RECORD EXTRACTS
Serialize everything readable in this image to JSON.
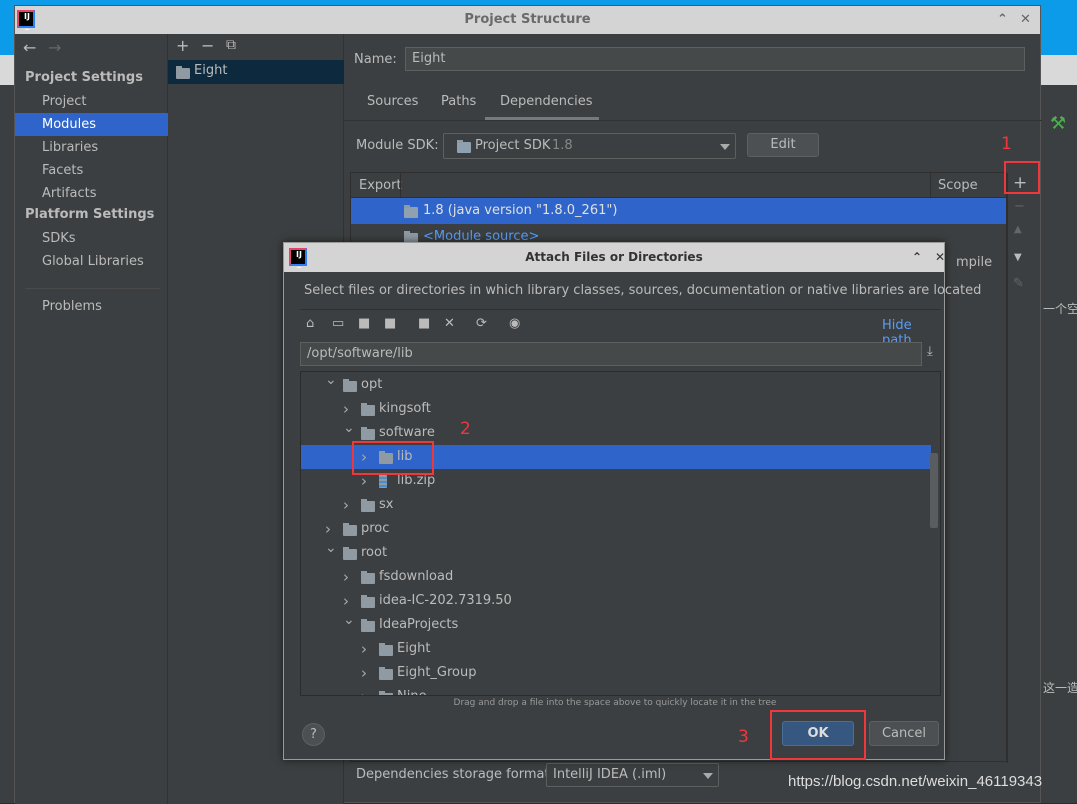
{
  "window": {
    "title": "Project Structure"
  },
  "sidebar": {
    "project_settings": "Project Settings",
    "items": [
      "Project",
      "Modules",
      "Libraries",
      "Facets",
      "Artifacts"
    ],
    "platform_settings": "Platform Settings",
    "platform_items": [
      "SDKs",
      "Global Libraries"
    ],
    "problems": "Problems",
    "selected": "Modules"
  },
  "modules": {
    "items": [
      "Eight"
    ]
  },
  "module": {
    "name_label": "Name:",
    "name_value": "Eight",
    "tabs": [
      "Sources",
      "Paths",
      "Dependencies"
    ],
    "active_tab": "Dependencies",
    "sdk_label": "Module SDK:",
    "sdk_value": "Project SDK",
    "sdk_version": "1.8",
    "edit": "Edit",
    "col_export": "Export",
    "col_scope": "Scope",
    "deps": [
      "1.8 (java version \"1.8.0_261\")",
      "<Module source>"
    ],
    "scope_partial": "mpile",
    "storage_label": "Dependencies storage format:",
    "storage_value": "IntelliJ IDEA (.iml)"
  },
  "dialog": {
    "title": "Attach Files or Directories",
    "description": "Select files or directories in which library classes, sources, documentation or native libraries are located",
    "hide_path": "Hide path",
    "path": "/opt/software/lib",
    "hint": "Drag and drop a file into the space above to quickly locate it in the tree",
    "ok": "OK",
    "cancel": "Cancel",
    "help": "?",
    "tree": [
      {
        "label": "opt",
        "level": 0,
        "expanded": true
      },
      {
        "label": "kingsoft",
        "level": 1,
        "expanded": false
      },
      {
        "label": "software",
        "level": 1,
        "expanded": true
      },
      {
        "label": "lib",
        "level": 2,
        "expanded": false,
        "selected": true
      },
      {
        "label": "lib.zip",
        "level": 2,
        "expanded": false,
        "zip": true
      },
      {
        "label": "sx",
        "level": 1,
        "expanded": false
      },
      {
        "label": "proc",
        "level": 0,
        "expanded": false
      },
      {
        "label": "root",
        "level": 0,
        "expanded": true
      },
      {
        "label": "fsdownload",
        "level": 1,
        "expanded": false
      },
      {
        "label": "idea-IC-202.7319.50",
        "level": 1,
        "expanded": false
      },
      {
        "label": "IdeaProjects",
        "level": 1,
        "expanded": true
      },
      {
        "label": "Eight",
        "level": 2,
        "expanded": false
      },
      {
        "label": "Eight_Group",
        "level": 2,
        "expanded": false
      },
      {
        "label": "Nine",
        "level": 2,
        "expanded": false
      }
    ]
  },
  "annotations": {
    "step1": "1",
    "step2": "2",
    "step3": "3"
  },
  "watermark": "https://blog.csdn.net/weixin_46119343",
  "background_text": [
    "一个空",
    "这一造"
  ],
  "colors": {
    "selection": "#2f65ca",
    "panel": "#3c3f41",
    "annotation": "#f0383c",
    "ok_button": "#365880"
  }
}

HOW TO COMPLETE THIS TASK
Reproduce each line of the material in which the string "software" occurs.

OUTPUT OF THE EXERCISE
    "path": "/opt/software/lib",
        "label": "software",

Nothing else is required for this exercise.